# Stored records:

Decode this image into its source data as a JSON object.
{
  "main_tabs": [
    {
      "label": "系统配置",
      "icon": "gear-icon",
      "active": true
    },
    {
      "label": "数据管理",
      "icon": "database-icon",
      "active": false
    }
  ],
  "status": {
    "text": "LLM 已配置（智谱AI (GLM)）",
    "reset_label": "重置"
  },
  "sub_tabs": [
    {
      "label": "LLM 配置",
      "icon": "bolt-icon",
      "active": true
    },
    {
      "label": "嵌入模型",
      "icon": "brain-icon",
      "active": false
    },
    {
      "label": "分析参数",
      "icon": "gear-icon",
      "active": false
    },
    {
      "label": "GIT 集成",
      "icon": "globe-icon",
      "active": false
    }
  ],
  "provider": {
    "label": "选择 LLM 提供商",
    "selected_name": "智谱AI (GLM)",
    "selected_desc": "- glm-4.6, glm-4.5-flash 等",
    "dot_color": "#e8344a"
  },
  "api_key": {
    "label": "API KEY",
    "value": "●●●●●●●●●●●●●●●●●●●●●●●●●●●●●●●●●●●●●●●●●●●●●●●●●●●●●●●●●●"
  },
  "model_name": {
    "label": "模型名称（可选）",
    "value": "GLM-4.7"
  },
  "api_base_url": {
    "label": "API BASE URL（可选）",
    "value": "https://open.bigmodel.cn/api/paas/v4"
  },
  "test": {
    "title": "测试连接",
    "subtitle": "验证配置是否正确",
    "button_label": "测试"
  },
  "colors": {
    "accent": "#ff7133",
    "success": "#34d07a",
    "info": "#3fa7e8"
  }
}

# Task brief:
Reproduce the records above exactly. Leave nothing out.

# Exercise response:
Decode this image into its source data as a JSON object.
{
  "main_tabs": [
    {
      "label": "系统配置",
      "icon": "gear-icon",
      "active": true
    },
    {
      "label": "数据管理",
      "icon": "database-icon",
      "active": false
    }
  ],
  "status": {
    "text": "LLM 已配置（智谱AI (GLM)）",
    "reset_label": "重置"
  },
  "sub_tabs": [
    {
      "label": "LLM 配置",
      "icon": "bolt-icon",
      "active": true
    },
    {
      "label": "嵌入模型",
      "icon": "brain-icon",
      "active": false
    },
    {
      "label": "分析参数",
      "icon": "gear-icon",
      "active": false
    },
    {
      "label": "GIT 集成",
      "icon": "globe-icon",
      "active": false
    }
  ],
  "provider": {
    "label": "选择 LLM 提供商",
    "selected_name": "智谱AI (GLM)",
    "selected_desc": "- glm-4.6, glm-4.5-flash 等",
    "dot_color": "#e8344a"
  },
  "api_key": {
    "label": "API KEY",
    "value": "●●●●●●●●●●●●●●●●●●●●●●●●●●●●●●●●●●●●●●●●●●●●●●●●●●●●●●●●●●"
  },
  "model_name": {
    "label": "模型名称（可选）",
    "value": "GLM-4.7"
  },
  "api_base_url": {
    "label": "API BASE URL（可选）",
    "value": "https://open.bigmodel.cn/api/paas/v4"
  },
  "test": {
    "title": "测试连接",
    "subtitle": "验证配置是否正确",
    "button_label": "测试"
  },
  "colors": {
    "accent": "#ff7133",
    "success": "#34d07a",
    "info": "#3fa7e8"
  }
}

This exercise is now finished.